Sonny Terry was born Sanders Terrell in a rural area near Greensboro, Georgia. His father, Ruben Terrell, played the harmonica in the evening to relax. Each night he put the instrument away on a high shelf, well out of reach of young Sonny. But when he left for work for the day, Sonny climbed up and got the harmonica down to try it out. One day he didn't put it back just as his father had left it, and when his father noticed, he asked Sonny if he'd been playing. Sonny's mother told his father that he played a tune for her every day, and his father decided to teach him how to "really play." From his father, Sonny learned to play blues and to mimic on the harmonica the sounds of far-away trains and the baying of hounds.
When Sonny was 11 and again when he was 16 years old, he had accidents that resulted in the loss of vision in both eyes. After the second accident, he started playing harmonica in local churches and dance halls. When he was 19, he began to tour with traveling medicine shows, moving from town to town, supporting himself as best he could.
By the early 1930s he was living in Durham, North Carolina, where he played at tobacco warehouses, fish fries and house parties and on the streets with two blind guitarists, Reverend Gary Davis and "Blind Boy" Fuller. He made several 78 rpm recordings with Fuller on the Vocalion label that were popular among rural blacks across the South. In 1938, he was invited by John Hammond to play at Carnegie Hall in the legendary "Spirituals to Swing" concert.
After Fuller died in 1941, Terry teamed up with guitarist Brownie McGhee, and the two men played and toured together for the next forty years. They joined the Great Migration to New York City and attained considerable success, recording prolifically and entertaining at private parties, on radio programs and in stage shows. They appeared in the casts of the Broadway shows Finian's Rainbow (1947-1948) and Cat on a Hot Tin Roof (1955-1957). In the late 1950s, they became part of what is now called the folk revival and were invited to participate in numerous European tours. For a time, Terry lived in an old loft building where Woody Guthrie, Burl Ives and other popular singers stayed. About 1970, Terry and McGhee split up over personality conflicts and tensions related to their respective musical careers, though they did reunite on occasion over the years. Terry began playing solo harmonica, and for a brief period he led his own small band.
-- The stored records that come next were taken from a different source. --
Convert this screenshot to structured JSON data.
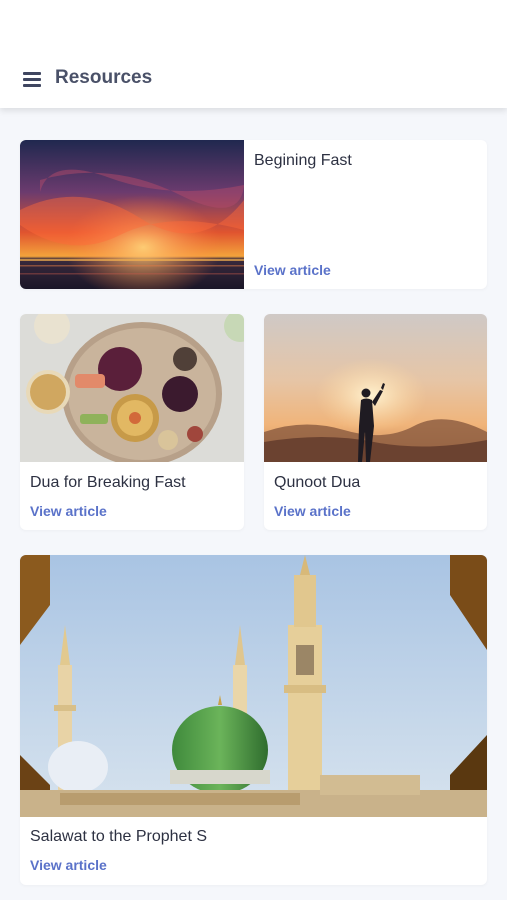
{
  "header": {
    "title": "Resources",
    "menu_icon": "hamburger-menu-icon"
  },
  "cards": [
    {
      "title": "Begining Fast",
      "link": "View article",
      "image": "sunset-over-water"
    },
    {
      "title": "Dua for Breaking Fast",
      "link": "View article",
      "image": "food-platter"
    },
    {
      "title": "Qunoot Dua",
      "link": "View article",
      "image": "person-praying-silhouette"
    },
    {
      "title": "Salawat to the Prophet S",
      "link": "View article",
      "image": "green-dome-mosque"
    }
  ],
  "colors": {
    "accent": "#5a72c9",
    "background": "#f5f7fb",
    "title_text": "#4a5168"
  }
}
Terry was renowned for his virtuosity in playing the harmonica. He used a "cross-note" technique, playing in a key other than the key of the diatonic harmonica, and was especially talented in creating special effects, including train whistles, animal cries and vocal moans. He sometimes sang while he played, and, by controlling his breath and cupping his hands over the harmonica, he was able to modulate from key to key, blending the musical pitch and slurring notes.
Ball, Tom. Sonny Terry Licks for Blues Harmonica, 50 Famous Licks. Anaheim, California: Centerstream Publishing, 1995.
Oliver, Paul. "Sonny Terry." In The New Grove Dictionary of American Music. New York: Grove Dictionaries, 1986.
Terry, Sonny, Kent Cooper and Fred Palmer. Sonny Terry's Country Blues Harmonica. New York: Music Sales Corporation, 1975.
Terry, Sonny, and Kent Cooper. The Harp Styles of Sonny Terry. New York. 1957.
Terry, Sonny. The Folkways Years, 1944-1963. Smithsonian Folkways 40033.
_______. Gotta Move Your Baby. Prestige P7831.
_______. On the Road. Smithsonian Folkways 2369.
Terry, Sonny, with Brownie McGhee. Brownie McGhee and Sonny Terry. Smithsonian Folkways 40011.
_______. Whoopin' the Blues, 1958-1974. Vestapol VEST 13057.
Dimensions in Black. Videotape, 59 minutes. Produced by KPBS, San Diego, California: PBS Video.
A Musical Journey: The Films of Pete Toshi and Dan Seeger, 1957-1964. Vestapol Productions 13042. Distributed by Rounder Records, 1996.
Sanders 'Sonny' Terry, 1982 National Heritage Fellowship Concert, Washington, D.C., courtesy National Endowment for the Arts
Sanders 'Sonny' Terry talks about how he learned to play harmonica, Recorded live at the 1982 Festival of American Folklife in a program honoring the National Heritage Fellows, Washington, D.C., courtesy National Endowment for the Arts
Sanders 'Sonny' Terry introduces 'Hootenanny Blues,' recorded live at the 1982 Festival of American Folklife in a program honoring the National Heritage Fellows, Washington, D.C., courtesy National Endowment for the Arts
Sanders 'Sonny' Terry sings 'Hootenanny Blues,' Recorded live at the 1982 Festival of American Folklife in a program honoring the National Heritage Fellows, Washington, D.C., courtesy National Endowment for the Arts